  1. Time: Web design is among the fastest changing elements of modern business. However bright you may be, it’s going to take you a substantial amount of time to master the necessary skills. Now a professional developer is applying his skills across their client base. By contrast, as your own web developer, you have a client base of 1! Accordingly, your business must bear the time cost alone. Properly accounted for, that makes your time extremely expensive, even if you have all the necessary skills.
  2. Design: it’s easy to fool ourselves that because we know what we like to see in a website, we’ll easily be able to turn the telescope around and create a compelling design at the drop of a hat. In reality, professional and qualified web developers have been through a good deal of training and more than a little trial and error, to equip themselves with the skills and knowledge needed to create designs that speak to the client’s customer-base.
  3. Coding: We’ve all been irritated by sites that take ages to load or refresh – that’s bad for the site-owner’s business. Behind every web page lies a blizzard of code. It’s in every website operator’s interests to keep the code as “slim” as possible. Professional web developers have a bag of tricks for achieving this. By contrast, many of the drag-and-drop DIY platforms that look so appealing are notorious for delivering bloated code and code which is not “liked” by the search engines – a disastrous outcome for the online presence of any business.

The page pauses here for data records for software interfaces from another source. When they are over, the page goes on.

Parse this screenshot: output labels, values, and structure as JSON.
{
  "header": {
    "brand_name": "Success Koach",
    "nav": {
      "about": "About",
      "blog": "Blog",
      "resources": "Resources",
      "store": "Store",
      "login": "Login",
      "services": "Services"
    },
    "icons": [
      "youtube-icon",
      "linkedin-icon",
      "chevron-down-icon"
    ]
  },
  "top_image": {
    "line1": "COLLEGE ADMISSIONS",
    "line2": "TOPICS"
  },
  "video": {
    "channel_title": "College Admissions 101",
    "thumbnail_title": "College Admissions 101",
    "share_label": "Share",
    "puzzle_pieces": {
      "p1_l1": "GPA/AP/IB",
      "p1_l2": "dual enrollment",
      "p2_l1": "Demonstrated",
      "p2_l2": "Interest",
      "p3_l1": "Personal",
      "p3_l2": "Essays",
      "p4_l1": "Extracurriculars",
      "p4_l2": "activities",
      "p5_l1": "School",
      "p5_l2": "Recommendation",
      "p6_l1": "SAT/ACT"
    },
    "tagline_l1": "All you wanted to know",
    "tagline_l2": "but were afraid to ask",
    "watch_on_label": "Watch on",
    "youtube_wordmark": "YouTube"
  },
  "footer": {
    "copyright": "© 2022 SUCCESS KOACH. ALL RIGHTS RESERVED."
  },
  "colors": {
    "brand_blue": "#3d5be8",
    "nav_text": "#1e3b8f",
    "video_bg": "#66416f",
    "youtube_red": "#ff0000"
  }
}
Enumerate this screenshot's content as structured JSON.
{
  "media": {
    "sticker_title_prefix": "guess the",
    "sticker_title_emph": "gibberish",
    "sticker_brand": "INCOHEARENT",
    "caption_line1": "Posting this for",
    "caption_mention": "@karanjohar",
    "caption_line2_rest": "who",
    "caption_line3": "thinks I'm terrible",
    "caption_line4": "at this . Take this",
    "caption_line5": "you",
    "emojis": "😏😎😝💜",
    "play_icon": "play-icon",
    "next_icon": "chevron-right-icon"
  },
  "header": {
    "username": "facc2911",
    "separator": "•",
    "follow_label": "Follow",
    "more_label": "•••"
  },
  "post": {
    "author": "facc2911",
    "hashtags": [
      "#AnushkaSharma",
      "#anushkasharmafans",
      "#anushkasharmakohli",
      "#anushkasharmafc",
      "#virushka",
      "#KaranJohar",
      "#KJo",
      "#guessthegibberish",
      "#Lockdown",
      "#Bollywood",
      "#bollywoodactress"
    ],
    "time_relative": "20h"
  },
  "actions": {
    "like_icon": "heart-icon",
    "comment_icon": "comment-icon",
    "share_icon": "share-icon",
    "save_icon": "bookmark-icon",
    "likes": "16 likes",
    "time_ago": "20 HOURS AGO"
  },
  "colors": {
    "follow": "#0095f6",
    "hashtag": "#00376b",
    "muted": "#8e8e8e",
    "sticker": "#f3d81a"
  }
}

  4. Search engine optimisation: a lot of people, even if they are familiar with the concept of SEO, think that it’s just about writing copy that the search engines “like”. And it’s true that optimised content is, in itself can be a persuasive reason to use a pro. However search engine optimisation goes a lot deeper than the published text. There are meta tags, image attributes and links that must be correctly constructed and applied, if a site is to succeed in its primary function – to grow your customer base and transact business with them. SEO is fast moving that depends on keeping abreast of developments that may radically affect the success of your site. Few people in other areas of business can devote the resources needed to stay current. “A man who is his own lawyer has a fool for a client” is an old saying that has a lot of truth for the development of successful websites!
  5. Cross-platform compatibility and responsiveness: Most of us use just one browser to visit sites. Perhaps we just assume that all browsers work the same – but in reality this is not the case. The truth is that we need our sites to work equally well on all the browsers and on difference devices. With the rise of smart phones and tablets, it’s increasingly important that your website is “responsive” – meaning that they detect the platform being used to display them and adapt automatically to display optimally. Having a responsive website is now more important than ever with the latest Google algorithm update which you can read more about here.
  6. Functionality: most businesses’ sites exist not merely to advertise and inform – they are there to take orders. It’s essential that your website’s secure payment facility is set up properly, and that, should it ever break down, you have someone to call on who can fix it in short order. There is nothing worse for your business than to turn away paying customers because – they can’t pay.